The Iditarod Committee is desperate to hide the fact that dogs are terribly abused. So they made-up Rule 53. The Rule says that from the date a musher signs up for the Iditarod until 45 days after the last entrant finishes the race “mushers shall not make public statements or engage in any public conduct injurious to and in reckless disregard of the best interests of the race.” Penalties for violating the rule “may include forfeiture of the entrance fee, involuntary withdrawal, retroactive disqualification and prospective disqualification for a period of years.”

The Iditarod has gagged mushers. They will be punished for talking about dogs being beaten and suffering in the race from conditions such as bloody diarrhea, paralysis, frostbite, bleeding ulcers, lung damage, pneumonia, ruptured discs, viral diseases, kennel cough, broken bones and torn muscles. Mushers won’t be able to talk about horrific trail conditions and a whole lot more.

Don’t be fooled by the silence of the mushers. The Iditarod is still the same gruesome ordeal for the dogs.

Iditarod’s media blackout

During the Iditarod, sick, injured and exhausted dogs are brought to Drop Dog Areas. The Iditarod bans the media from even seeing these dogs. As a result, the media can’t photograph or write about the pain and suffering the dogs are enduring.

Iditarod Media Guidelines

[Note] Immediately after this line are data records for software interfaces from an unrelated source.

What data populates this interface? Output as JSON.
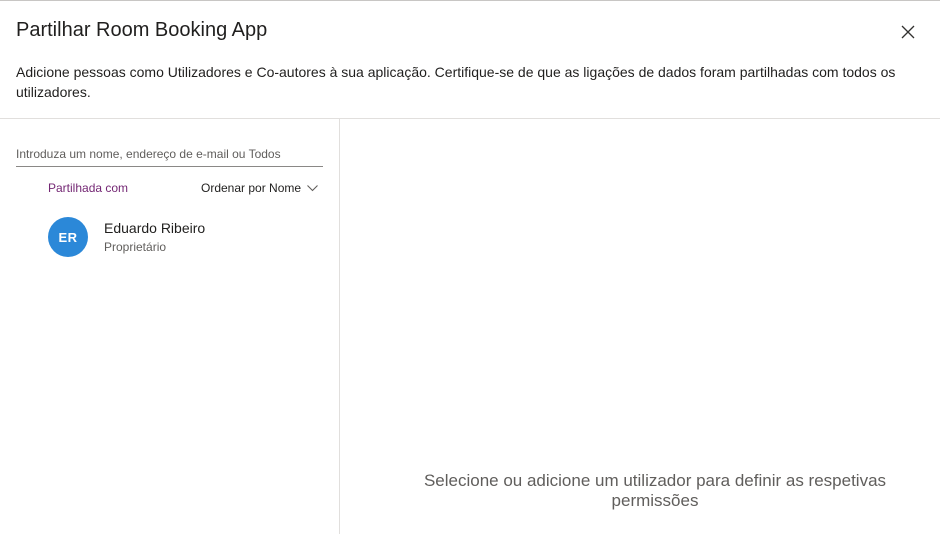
{
  "dialog": {
    "title": "Partilhar Room Booking App",
    "description": "Adicione pessoas como Utilizadores e Co-autores à sua aplicação. Certifique-se de que as ligações de dados foram partilhadas com todos os utilizadores.",
    "close_icon": "close-icon"
  },
  "search": {
    "placeholder": "Introduza um nome, endereço de e-mail ou Todos",
    "value": ""
  },
  "shared_list": {
    "header_label": "Partilhada com",
    "sort_label": "Ordenar por Nome",
    "sort_icon": "chevron-down-icon",
    "users": [
      {
        "initials": "ER",
        "name": "Eduardo Ribeiro",
        "role": "Proprietário",
        "avatar_color": "#2b88d8"
      }
    ]
  },
  "detail_pane": {
    "empty_message": "Selecione ou adicione um utilizador para definir as respetivas permissões"
  },
  "colors": {
    "accent": "#742774",
    "avatar": "#2b88d8",
    "divider": "#e1dfdd"
  }
}
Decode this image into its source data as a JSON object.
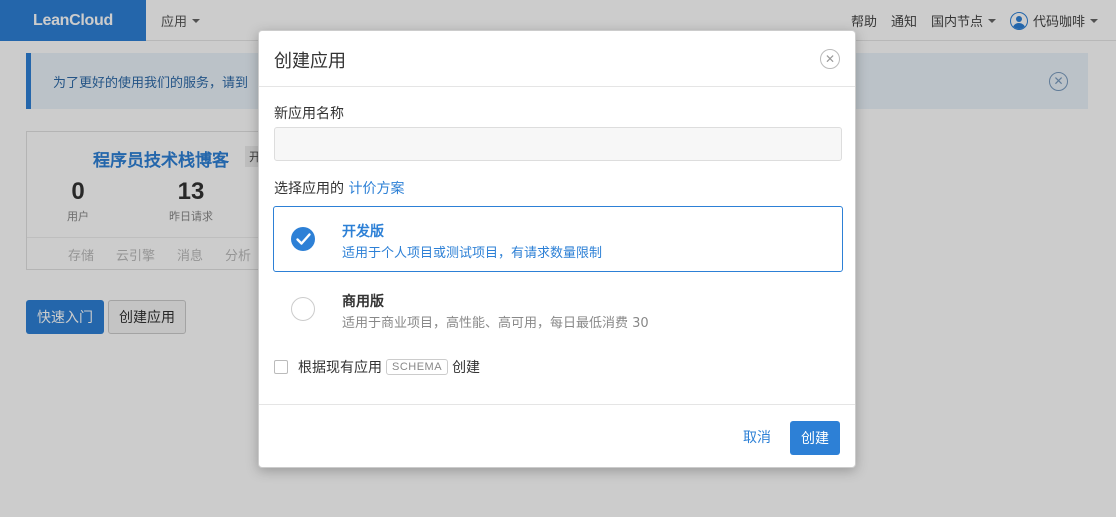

“Drop Dog Areas are restricted to mushers and race personnel only.”

– Iditarod Media Guide, Iditarod website